Dataset rows for apps and sites:

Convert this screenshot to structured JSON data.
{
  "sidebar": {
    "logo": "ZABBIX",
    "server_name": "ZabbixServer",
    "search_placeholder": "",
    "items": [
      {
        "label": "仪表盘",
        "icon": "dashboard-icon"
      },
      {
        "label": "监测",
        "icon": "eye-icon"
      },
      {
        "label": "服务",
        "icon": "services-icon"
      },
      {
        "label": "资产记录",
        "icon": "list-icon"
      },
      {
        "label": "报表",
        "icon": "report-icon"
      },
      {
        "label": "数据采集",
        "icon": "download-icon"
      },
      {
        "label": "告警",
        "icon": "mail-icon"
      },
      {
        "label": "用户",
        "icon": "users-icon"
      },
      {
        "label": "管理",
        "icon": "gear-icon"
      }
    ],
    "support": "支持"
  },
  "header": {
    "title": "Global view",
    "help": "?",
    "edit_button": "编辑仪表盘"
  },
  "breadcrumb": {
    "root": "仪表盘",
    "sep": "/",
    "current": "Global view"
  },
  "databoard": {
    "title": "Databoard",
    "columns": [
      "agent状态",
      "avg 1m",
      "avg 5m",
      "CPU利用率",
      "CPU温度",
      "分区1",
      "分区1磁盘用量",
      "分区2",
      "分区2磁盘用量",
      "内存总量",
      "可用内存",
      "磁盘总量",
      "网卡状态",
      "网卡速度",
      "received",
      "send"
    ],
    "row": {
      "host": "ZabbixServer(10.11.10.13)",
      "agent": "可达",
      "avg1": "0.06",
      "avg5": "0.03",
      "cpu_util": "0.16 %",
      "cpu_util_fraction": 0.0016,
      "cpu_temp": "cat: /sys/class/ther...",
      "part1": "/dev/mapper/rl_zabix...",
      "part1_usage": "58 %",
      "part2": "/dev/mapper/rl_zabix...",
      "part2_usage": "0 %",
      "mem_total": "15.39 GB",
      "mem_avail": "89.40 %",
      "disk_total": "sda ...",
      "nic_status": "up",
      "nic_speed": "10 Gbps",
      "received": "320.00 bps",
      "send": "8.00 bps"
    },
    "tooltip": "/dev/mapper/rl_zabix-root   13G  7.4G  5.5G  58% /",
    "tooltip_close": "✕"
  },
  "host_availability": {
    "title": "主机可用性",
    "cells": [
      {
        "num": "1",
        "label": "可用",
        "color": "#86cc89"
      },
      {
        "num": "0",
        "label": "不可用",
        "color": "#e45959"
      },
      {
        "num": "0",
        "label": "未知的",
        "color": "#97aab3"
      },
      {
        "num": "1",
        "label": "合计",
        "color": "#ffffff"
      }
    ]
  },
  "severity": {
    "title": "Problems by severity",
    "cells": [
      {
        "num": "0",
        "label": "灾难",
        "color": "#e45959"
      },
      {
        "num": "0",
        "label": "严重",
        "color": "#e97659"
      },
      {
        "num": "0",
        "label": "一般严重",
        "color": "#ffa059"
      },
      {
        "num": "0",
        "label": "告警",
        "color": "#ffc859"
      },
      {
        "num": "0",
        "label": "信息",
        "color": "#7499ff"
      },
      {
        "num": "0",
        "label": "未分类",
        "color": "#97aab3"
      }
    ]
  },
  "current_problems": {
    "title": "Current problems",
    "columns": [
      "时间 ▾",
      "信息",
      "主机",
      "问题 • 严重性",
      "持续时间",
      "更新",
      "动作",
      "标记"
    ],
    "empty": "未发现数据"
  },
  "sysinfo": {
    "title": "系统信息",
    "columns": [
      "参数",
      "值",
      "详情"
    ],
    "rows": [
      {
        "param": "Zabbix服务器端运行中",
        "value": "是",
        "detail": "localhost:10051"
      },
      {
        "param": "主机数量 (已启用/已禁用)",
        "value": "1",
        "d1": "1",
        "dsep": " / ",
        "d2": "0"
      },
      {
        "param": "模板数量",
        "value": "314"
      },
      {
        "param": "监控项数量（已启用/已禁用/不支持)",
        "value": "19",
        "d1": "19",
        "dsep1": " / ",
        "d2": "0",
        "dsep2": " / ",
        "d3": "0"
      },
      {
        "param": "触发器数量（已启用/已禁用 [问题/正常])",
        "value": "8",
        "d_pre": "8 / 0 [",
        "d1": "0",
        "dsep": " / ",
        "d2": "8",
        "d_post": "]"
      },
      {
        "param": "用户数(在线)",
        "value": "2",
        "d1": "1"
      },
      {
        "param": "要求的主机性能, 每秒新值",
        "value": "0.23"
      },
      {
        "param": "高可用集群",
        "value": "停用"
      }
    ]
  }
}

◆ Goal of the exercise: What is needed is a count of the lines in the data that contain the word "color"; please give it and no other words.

◆ Your solution: 10